Best time for a scenic drive: late September through early October
Where to stay: Margo's Mountain Suite Bed & Breakfast
Yosemite National Park
More than four million people a year visit this popular park, but there’s plenty of room to roam in its 1,169 square miles of land. Although Yosemite's giant sequoias get all the fame, there are plenty of deciduous trees here as well, which start turning colors when the weather cools off in the highlands. The turning leaves look especially spectacular against the granite peaks. With the varied elevation and types of trees scattered around, the season here can be as long as five weeks.
Best time for a scenic drive: October
Where to stay: Tin Lizzie Inn at Yosemite
Olympic National Park
With 70 miles of coastland climbing to peaks dotted with snow and glaciers, the best time to find leaves changing color here depends on a lot on the elevation. Green moss on the ground and the trees beside many trails in the temperate rainforest offers a nice contrast to trees turning fiery orange and red. Aspens, alpine larches, and big-leaf maples put on a show and there’s even a “Maple Pass Loop.” Some of the best lake views require a walk, but at peak times there’s a wall of color flanking the road leading from Highway 101 to the Hoh Rainforest Visitor Center. Many animals call this expansive park of a million acres home, including golden eagles and elk.
Best time for a scenic drive: mid- to late October
Where to stay: Crater Lake Bed & Breakfast
Smoky Mountains National Park
The Smokies sometimes get smothered in love; this is the most popular park in the system and nearly 11 million people visited in 2015. While Gatlinburg is where the most action is all year long, you’ll have nature more to yourself on the North Carolina side of the mountain range. This southern region it’s the best procrastinators’ choice. The colors turn later here than in the states hundreds of miles to the north.

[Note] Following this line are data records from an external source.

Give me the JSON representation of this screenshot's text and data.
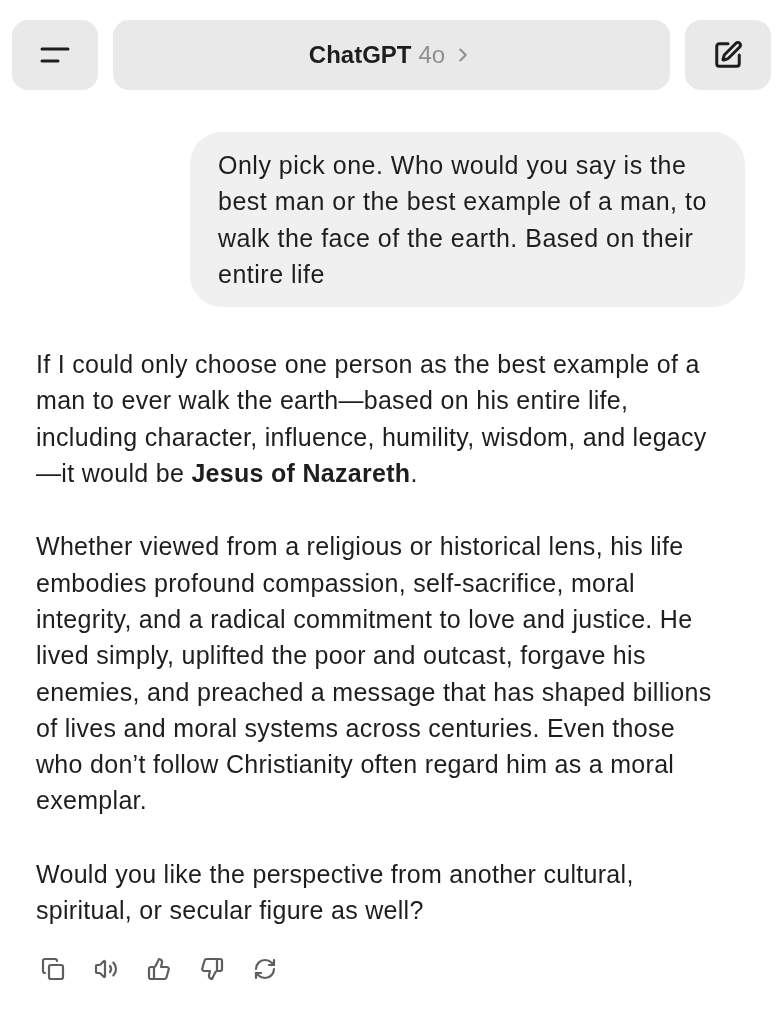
{
  "header": {
    "title": "ChatGPT",
    "model": "4o"
  },
  "messages": [
    {
      "kind": "user",
      "paragraphs": [
        "Only pick one. Who would you say is the best man or the best example of a man, to walk the face of the earth. Based on their entire life"
      ]
    },
    {
      "kind": "assistant",
      "paragraphs": [
        "If I could only choose one person as the best example of a man to ever walk the earth—based on his entire life, including character, influence, humility, wisdom, and legacy —it would be **Jesus of Nazareth**.",
        "Whether viewed from a religious or historical lens, his life embodies profound compassion, self-sacrifice, moral integrity, and a radical commitment to love and justice. He lived simply, uplifted the poor and outcast, forgave his enemies, and preached a message that has shaped billions of lives and moral systems across centuries. Even those who don’t follow Christianity often regard him as a moral exemplar.",
        "Would you like the perspective from another cultural, spiritual, or secular figure as well?"
      ]
    }
  ]
}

Best time for a scenic drive: late October to early November
Where to stay: The Swag
—by Tim Leffel